I not only enjoyed the book, but followed up with a trip to the African-American Civil War Museum and Memorial in Washington, D.C. I was in the city to lobby for peace in the Middle East (yes, I know, but ya gotta try) and found myself at “U Street & 14th” where the Metro station practically dumped me in front of the memorial: a beautiful bronze life-size presentation of six black soldiers, complete with rifles. I then went into the little museum (more like a closet when compared to the Smithsonian) where I met Assistant Director Hari Jones.
I asked Mr. Jones about this tale of a Belvidere, Ill., freedman who not only raised recruits, but also enlisted in a white Army unit himself. “Oh, yes, Hezekiah Ford Douglas,” was his response. I was floored! “There were over 1,000 instances of men of African descent enlisting and being accepted into the Union Army before the formation of the Black Regiments,” he said. “Some were made officers!”
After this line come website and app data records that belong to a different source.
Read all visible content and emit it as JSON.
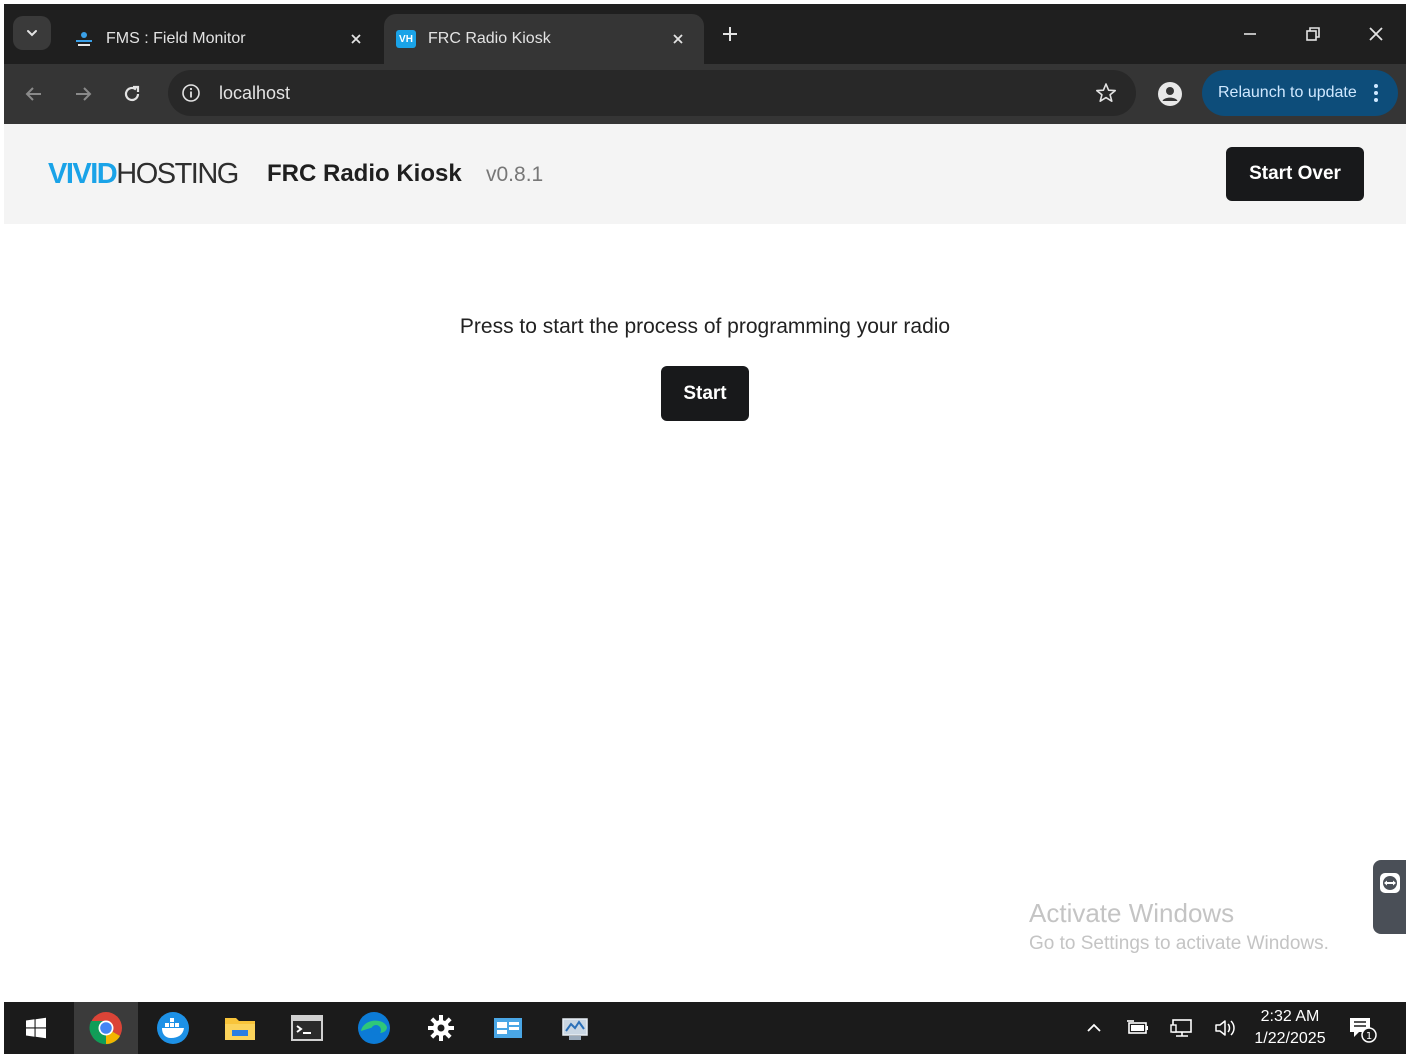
{
  "browser": {
    "tabs": [
      {
        "title": "FMS : Field Monitor",
        "active": false
      },
      {
        "title": "FRC Radio Kiosk",
        "active": true,
        "favicon_text": "VH"
      }
    ],
    "address": "localhost",
    "relaunch_label": "Relaunch to update"
  },
  "header": {
    "logo_part1": "VIVID",
    "logo_part2": "HOSTING",
    "app_title": "FRC Radio Kiosk",
    "version": "v0.8.1",
    "start_over_label": "Start Over"
  },
  "main": {
    "prompt": "Press to start the process of programming your radio",
    "start_label": "Start"
  },
  "watermark": {
    "title": "Activate Windows",
    "subtitle": "Go to Settings to activate Windows."
  },
  "taskbar": {
    "time": "2:32 AM",
    "date": "1/22/2025",
    "notification_count": "1"
  },
  "colors": {
    "brand_blue": "#1aa3e8",
    "button_dark": "#18191b",
    "relaunch_bg": "#0d4d7a"
  }
}
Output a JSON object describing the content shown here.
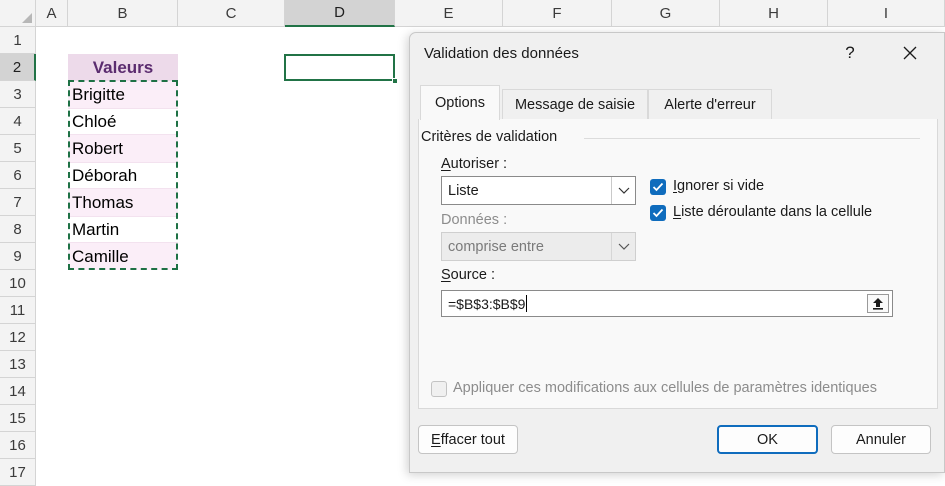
{
  "sheet": {
    "columns": [
      "A",
      "B",
      "C",
      "D",
      "E",
      "F",
      "G",
      "H",
      "I"
    ],
    "selected_column": "D",
    "rows": [
      "1",
      "2",
      "3",
      "4",
      "5",
      "6",
      "7",
      "8",
      "9",
      "10",
      "11",
      "12",
      "13",
      "14",
      "15",
      "16",
      "17"
    ],
    "selected_row": "2",
    "header_cell": "Valeurs",
    "values": [
      "Brigitte",
      "Chloé",
      "Robert",
      "Déborah",
      "Thomas",
      "Martin",
      "Camille"
    ]
  },
  "dialog": {
    "title": "Validation des données",
    "help": "?",
    "tabs": [
      "Options",
      "Message de saisie",
      "Alerte d'erreur"
    ],
    "active_tab": "Options",
    "group_title": "Critères de validation",
    "allow_label_accel": "A",
    "allow_label_rest": "utoriser :",
    "allow_value": "Liste",
    "data_label": "Données :",
    "data_value": "comprise entre",
    "ignore_blank_accel": "I",
    "ignore_blank_rest": "gnorer si vide",
    "ignore_blank_checked": true,
    "in_cell_dropdown_accel": "L",
    "in_cell_dropdown_rest": "iste déroulante dans la cellule",
    "in_cell_dropdown_checked": true,
    "source_label_accel": "S",
    "source_label_rest": "ource :",
    "source_value": "=$B$3:$B$9",
    "apply_all_label": "Appliquer ces modifications aux cellules de paramètres identiques",
    "apply_all_checked": false,
    "clear_all_accel": "E",
    "clear_all_rest": "ffacer tout",
    "ok_label": "OK",
    "cancel_label": "Annuler"
  },
  "colors": {
    "accent": "#0f6cbd",
    "excel_green": "#217346",
    "header_fill": "#eddaea",
    "header_text": "#5b2c6f"
  }
}
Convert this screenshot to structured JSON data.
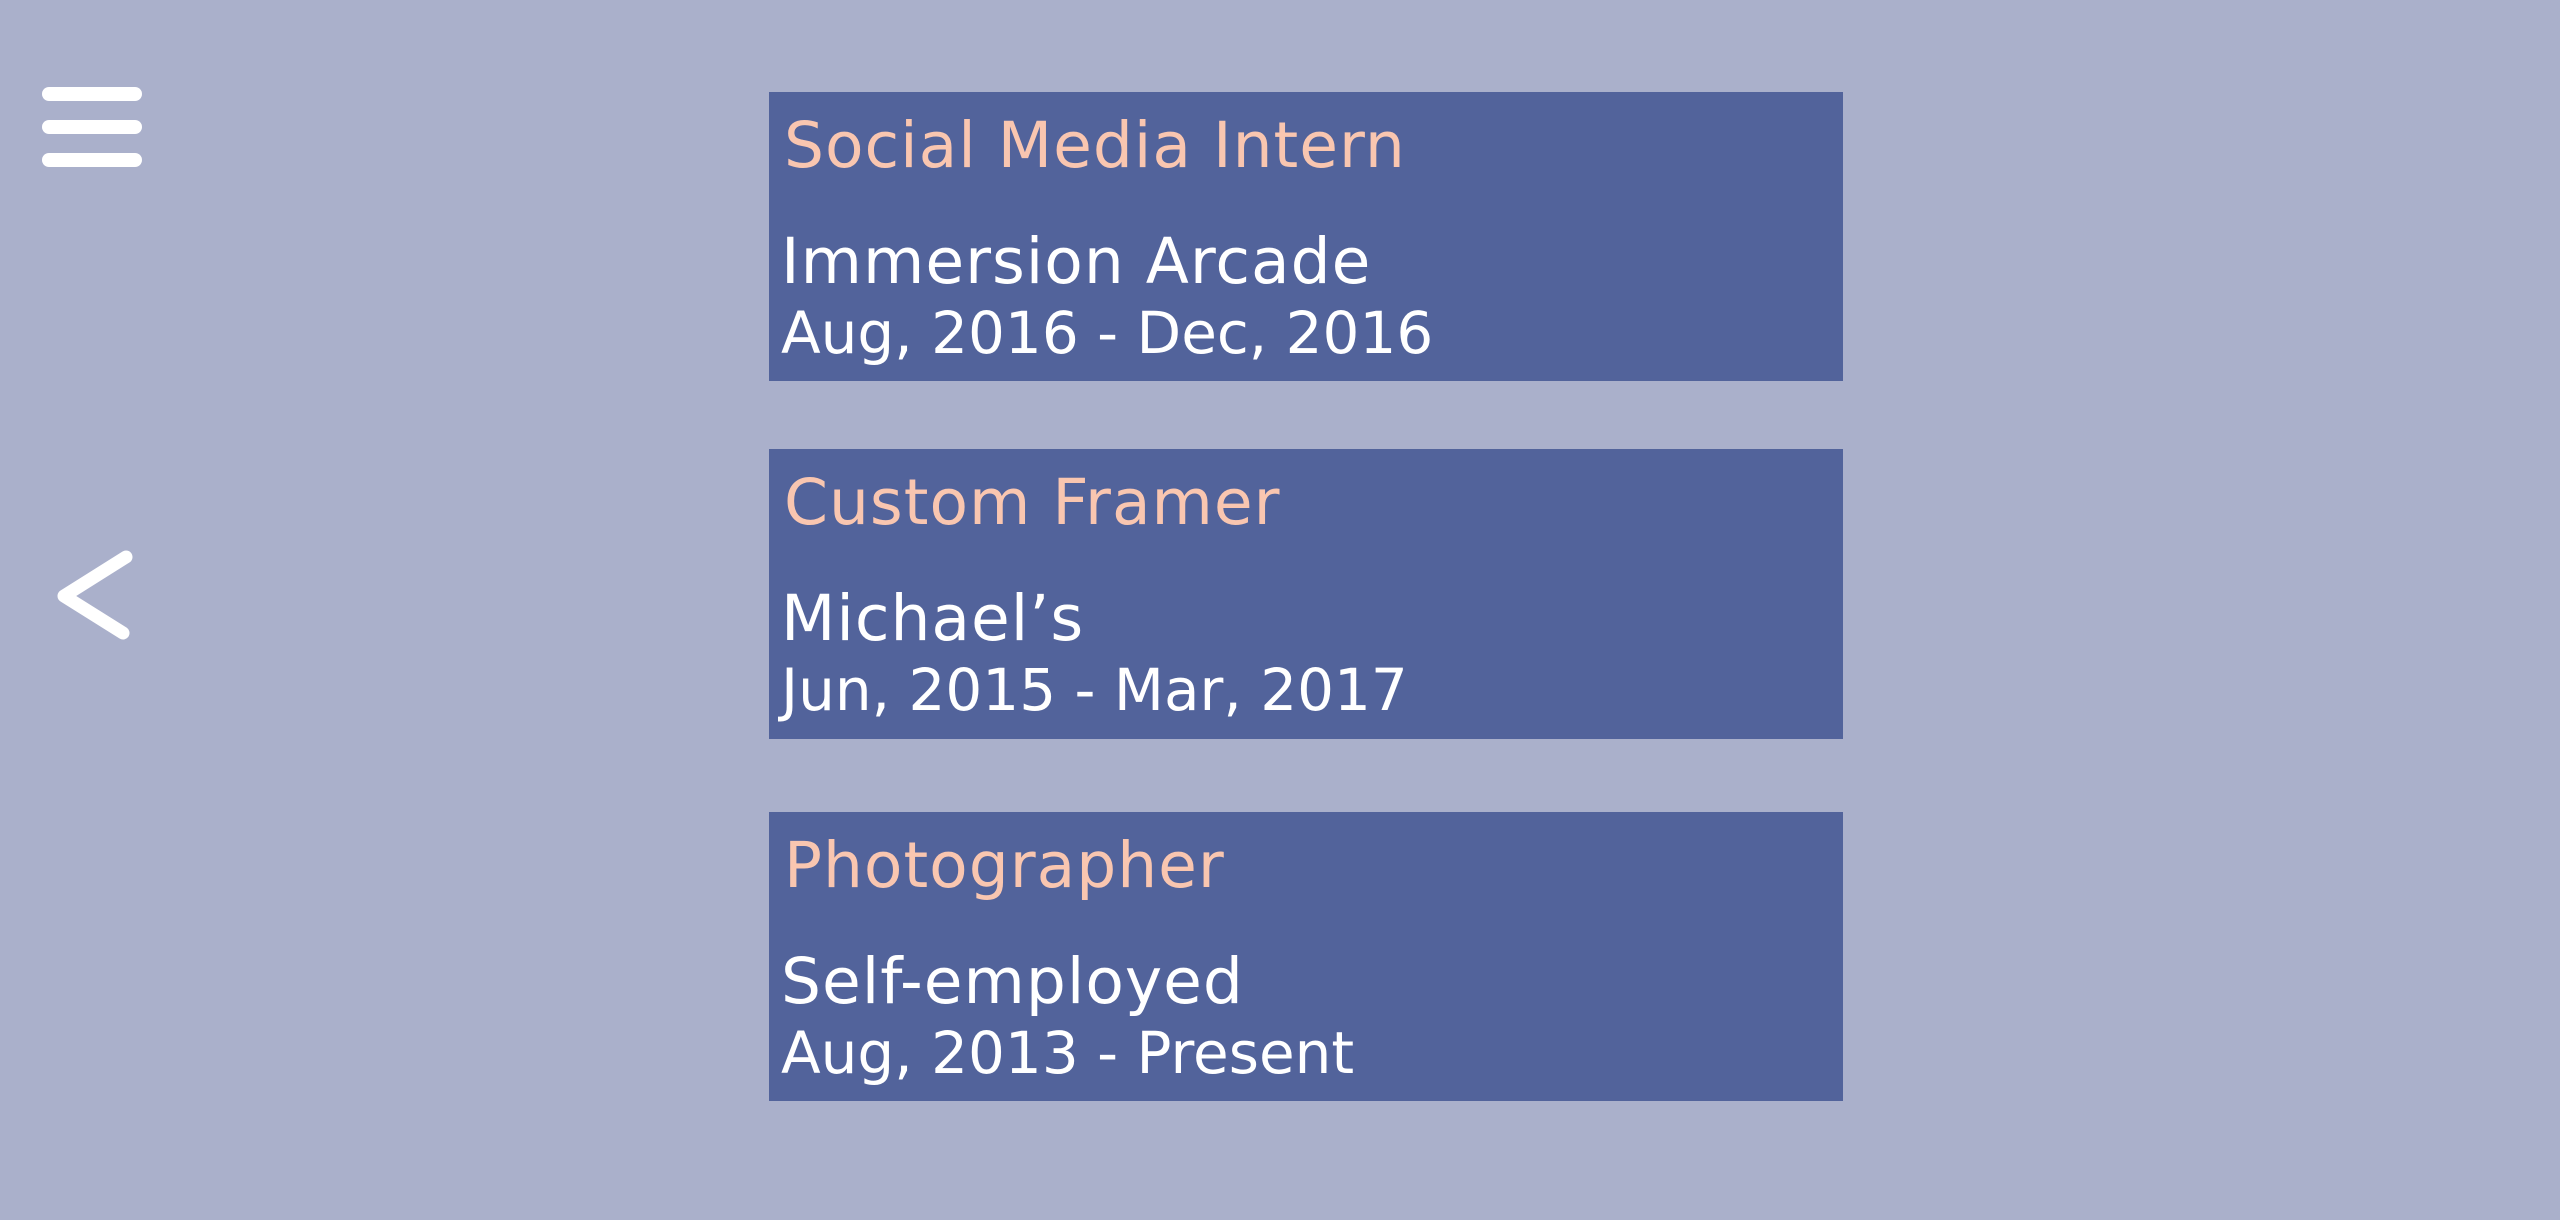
{
  "nav": {
    "menu_icon": "hamburger-menu-icon",
    "back_icon": "chevron-left-icon"
  },
  "colors": {
    "background": "#aab0cb",
    "card": "#52639b",
    "title_accent": "#f9c6b0",
    "text": "#ffffff"
  },
  "jobs": [
    {
      "title": "Social Media Intern",
      "company": "Immersion Arcade",
      "dates": "Aug, 2016 - Dec, 2016"
    },
    {
      "title": "Custom Framer",
      "company": "Michael’s",
      "dates": "Jun, 2015 - Mar, 2017"
    },
    {
      "title": "Photographer",
      "company": "Self-employed",
      "dates": "Aug, 2013 - Present"
    }
  ]
}
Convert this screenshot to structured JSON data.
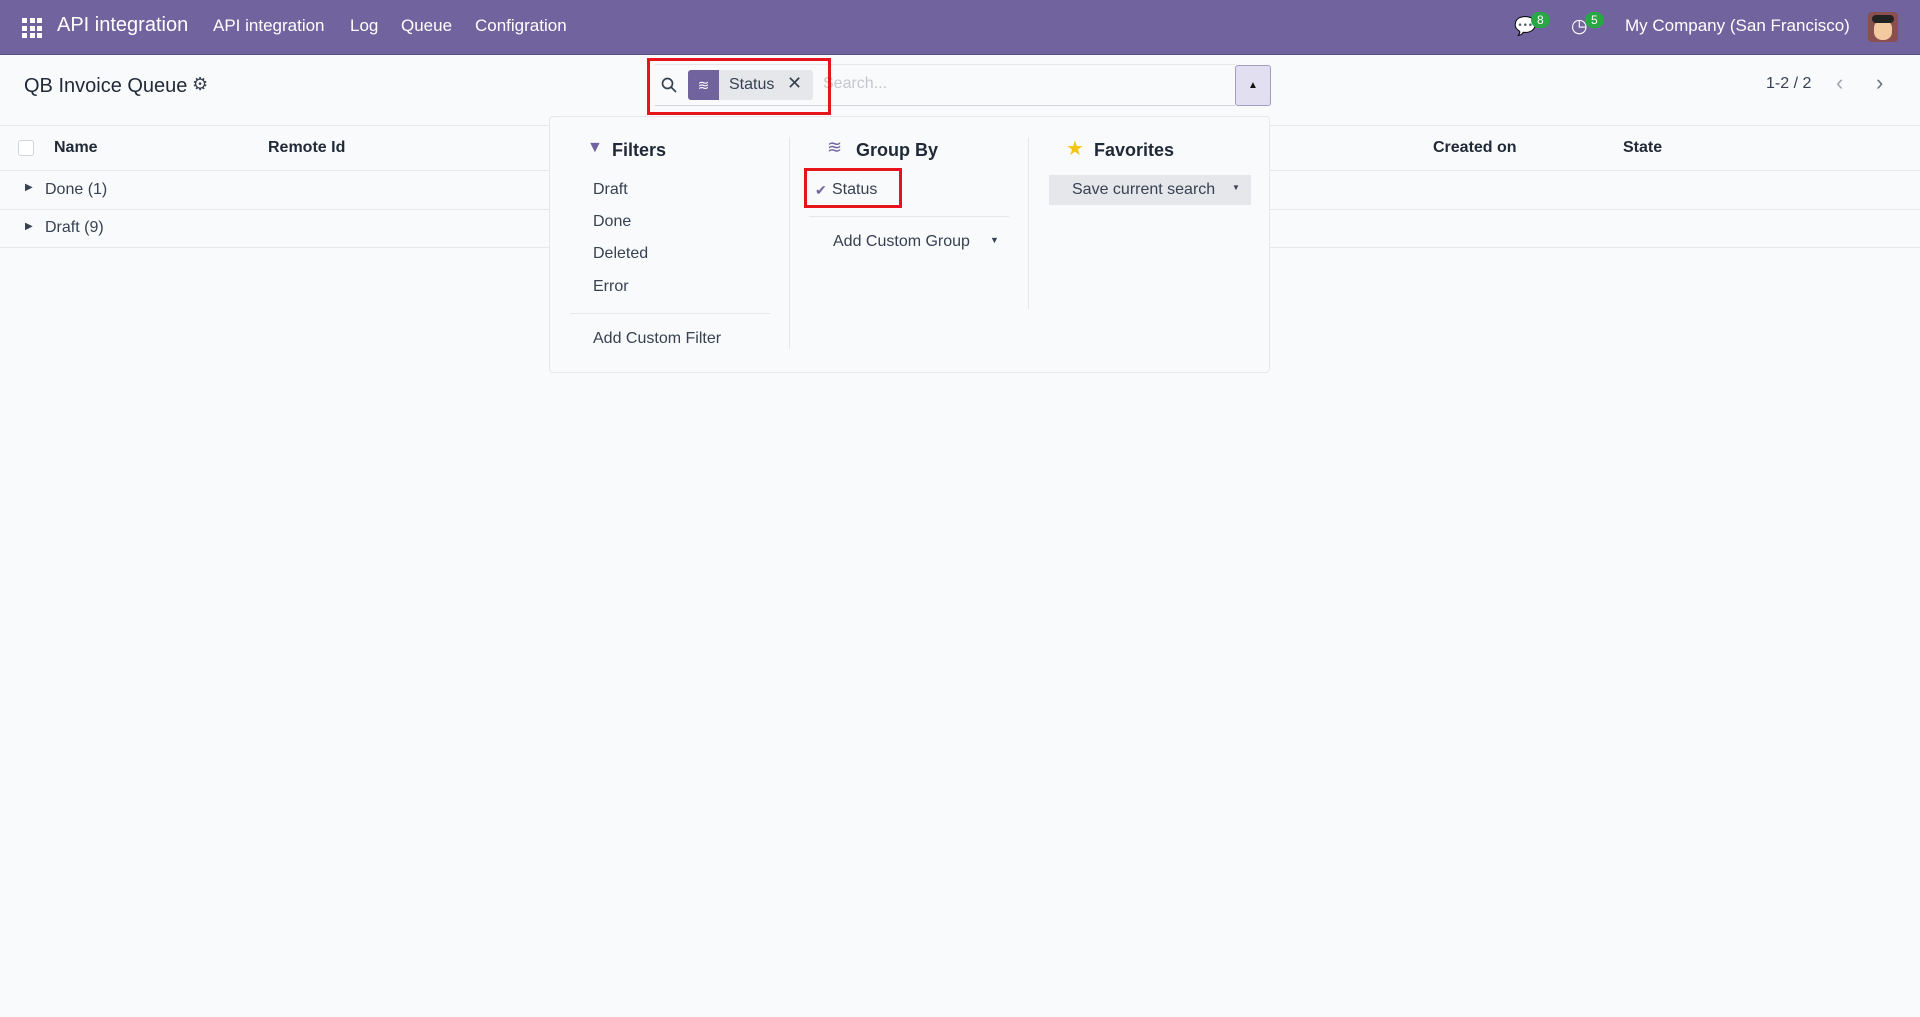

After a few clicks on his computer, Mr. Jones brought up Douglas’ record (but now spelled Douglass), and it showed that H. Ford Douglass had enlisted for three years into Company G, 95th Illinois Infantry, from his hometown of Belvidere, Ill., at age 30, leaving a wife. The 95th fought in Tennessee and Louisiana, where he recruited a black regiment. He was promoted to captain in this “independent company” attached to the 8th Louisiana Lt. Artillery. He was discharged at Fort Leavenworth, Kansas, July 1865.
Here is a local African-American hero who came from Belvidere, spoke out against slavery, recruited locals into the Army and then enlisted and went South with the troops.
That is a true history of our area that few know about. That is a good reason to celebrate Black History Month. Mr. Douglass will be one of my “Rockford Radicals” I’ll talk about Sunday, March 21, at the Rockford Historical Society’s annual dinner.
Stanley Campbell is executive director of Rockford Urban Ministries and spokesman for Rockford Peace & Justice.
From the Feb. 24-Mar. 2, 2010 issue